The assassination of Iran's top nuclear scientist may also prove lethal to President-elect Joe Biden's stated desire to recommit to the Iran nuclear deal.
Whether that was the objective of Friday's killing of Mohsen Fakhrizadeh is unknown. What is clear is that the reaction from adversary and ally alike may make it more difficult for the U.S. to diplomatically re-engage with Iran and return to the multinational pact that was negotiated during the Obama administration.
President Donald Trump reneged and withdrew America from the deal in 2018 and subsequently leveled severe sanctions on Iran for its malign regional activities. The accord was also opposed by Iran's Middle East adversaries. That includes Saudi Arabia, which is part of a broader regional split between majority Sunni, Arab nations and Persian, Shiite Iran.
Iran accused Israel of being behind the slaying, which seems certain to embolden Iranian hard-liners. They already were deeply skeptical, if not outright opposed, to the deal with the U.S. and other world powers that was intended to curb Iran's potential nuclear weapons program.
By nearly every account, including the Trump administration's, Iran lived up to the nuclear compliance portion of the deal during the time that the U.S. was still party to it. But now, it is not. And the theocracy has also continued its destabilizing and deadly support of proxies in countries such as Lebanon, Syria, Iraq and Yemen.
Iran's extremists may be emboldened not just by the recent events but by the run-up to the country's June's presidential election. "Iranian politics now is completely about the upcoming elections, and no one wants to look weak," Patrick Clawson, a senior fellow at the Washington Institute of Near East Policy, told an editorial writer.
The ostensibly more moderate Iranian factions may try to wait until Biden is president in order to press for a U.S. return to the deal. But hard-liners may move sooner in advocating an attack to avenge Fakhrizadeh's killing. If so, it could create an escalatory spiral just as the U.S. is speeding its withdrawal of forces in Afghanistan and Iraq and as the more rhetorically bellicose Trump administration transitions to an incoming Biden administration that has designs on diplomacy — an already fraught process that will be much more challenging that when the original deal was inked in 2015.

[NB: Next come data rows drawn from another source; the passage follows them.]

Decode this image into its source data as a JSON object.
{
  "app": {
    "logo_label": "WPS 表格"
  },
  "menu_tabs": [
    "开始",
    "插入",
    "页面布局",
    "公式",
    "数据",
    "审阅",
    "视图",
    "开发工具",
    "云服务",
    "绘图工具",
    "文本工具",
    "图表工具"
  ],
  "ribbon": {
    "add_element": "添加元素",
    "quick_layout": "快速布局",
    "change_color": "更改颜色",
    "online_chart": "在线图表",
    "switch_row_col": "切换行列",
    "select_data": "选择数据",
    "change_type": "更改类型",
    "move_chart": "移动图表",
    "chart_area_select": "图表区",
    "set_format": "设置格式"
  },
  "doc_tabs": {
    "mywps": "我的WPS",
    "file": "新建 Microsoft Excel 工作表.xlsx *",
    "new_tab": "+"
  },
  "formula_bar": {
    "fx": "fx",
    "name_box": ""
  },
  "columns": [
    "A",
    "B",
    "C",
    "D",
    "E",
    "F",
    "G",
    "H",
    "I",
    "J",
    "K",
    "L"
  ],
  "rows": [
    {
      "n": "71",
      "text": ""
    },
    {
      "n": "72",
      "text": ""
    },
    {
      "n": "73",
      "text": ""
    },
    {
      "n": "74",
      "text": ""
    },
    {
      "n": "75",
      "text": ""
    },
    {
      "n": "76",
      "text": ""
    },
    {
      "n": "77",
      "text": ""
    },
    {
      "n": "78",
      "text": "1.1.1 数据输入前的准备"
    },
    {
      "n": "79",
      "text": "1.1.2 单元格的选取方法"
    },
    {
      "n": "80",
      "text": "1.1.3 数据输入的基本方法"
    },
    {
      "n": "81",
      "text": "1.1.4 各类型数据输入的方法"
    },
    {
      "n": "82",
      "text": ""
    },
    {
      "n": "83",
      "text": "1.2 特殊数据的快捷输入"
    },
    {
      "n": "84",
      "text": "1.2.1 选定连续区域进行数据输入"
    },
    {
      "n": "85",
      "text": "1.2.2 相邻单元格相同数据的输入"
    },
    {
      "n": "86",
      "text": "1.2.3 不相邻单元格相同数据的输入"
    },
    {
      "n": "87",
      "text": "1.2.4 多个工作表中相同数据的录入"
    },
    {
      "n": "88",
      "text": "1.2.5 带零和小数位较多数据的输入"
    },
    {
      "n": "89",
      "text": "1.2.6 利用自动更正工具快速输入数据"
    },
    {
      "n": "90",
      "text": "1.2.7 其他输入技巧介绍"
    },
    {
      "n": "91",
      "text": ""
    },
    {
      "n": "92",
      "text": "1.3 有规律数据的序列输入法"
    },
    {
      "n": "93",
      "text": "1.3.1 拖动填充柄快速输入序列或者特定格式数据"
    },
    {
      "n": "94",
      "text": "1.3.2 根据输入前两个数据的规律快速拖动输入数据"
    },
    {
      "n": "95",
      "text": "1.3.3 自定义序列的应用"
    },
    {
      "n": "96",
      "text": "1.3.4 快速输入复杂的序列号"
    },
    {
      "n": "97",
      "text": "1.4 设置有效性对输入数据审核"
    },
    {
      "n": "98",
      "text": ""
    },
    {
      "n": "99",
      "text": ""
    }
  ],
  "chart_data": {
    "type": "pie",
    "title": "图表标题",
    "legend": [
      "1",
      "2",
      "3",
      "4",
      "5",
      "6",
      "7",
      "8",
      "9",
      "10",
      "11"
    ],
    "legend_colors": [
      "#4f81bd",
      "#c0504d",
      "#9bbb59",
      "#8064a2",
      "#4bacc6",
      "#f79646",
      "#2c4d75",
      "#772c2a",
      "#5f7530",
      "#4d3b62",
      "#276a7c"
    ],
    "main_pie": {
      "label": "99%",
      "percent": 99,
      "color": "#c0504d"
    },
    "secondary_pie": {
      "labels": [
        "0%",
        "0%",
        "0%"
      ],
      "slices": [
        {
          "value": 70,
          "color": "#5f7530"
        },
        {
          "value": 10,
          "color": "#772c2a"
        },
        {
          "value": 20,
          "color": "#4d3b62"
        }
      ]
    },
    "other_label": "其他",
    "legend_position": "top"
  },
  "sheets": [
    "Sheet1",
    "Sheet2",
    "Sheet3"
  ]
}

"It's going to be complicated and difficult negotiations; it's not going to be, 'We're back,'" Clawson said.
Ultimately, the goal is to stop Iran from having the capacity to develop a nuclear arsenal. And while the assassination of a scientist will have Iranians, in Clawson's words, "tied up in counterintelligence knots," it doesn't totally void Iran's institutional knowledge of nuclear proliferation processes.
Multilateral diplomacy was and remains the best way to stop Iran from developing a weapon and triggering a dangerous regional proliferation race. Biden is right to want to work with world powers to do this. But given Iranian intransigence, as well as the significant shifts in Mideast politics since Biden left office in 2017, it won't be easy.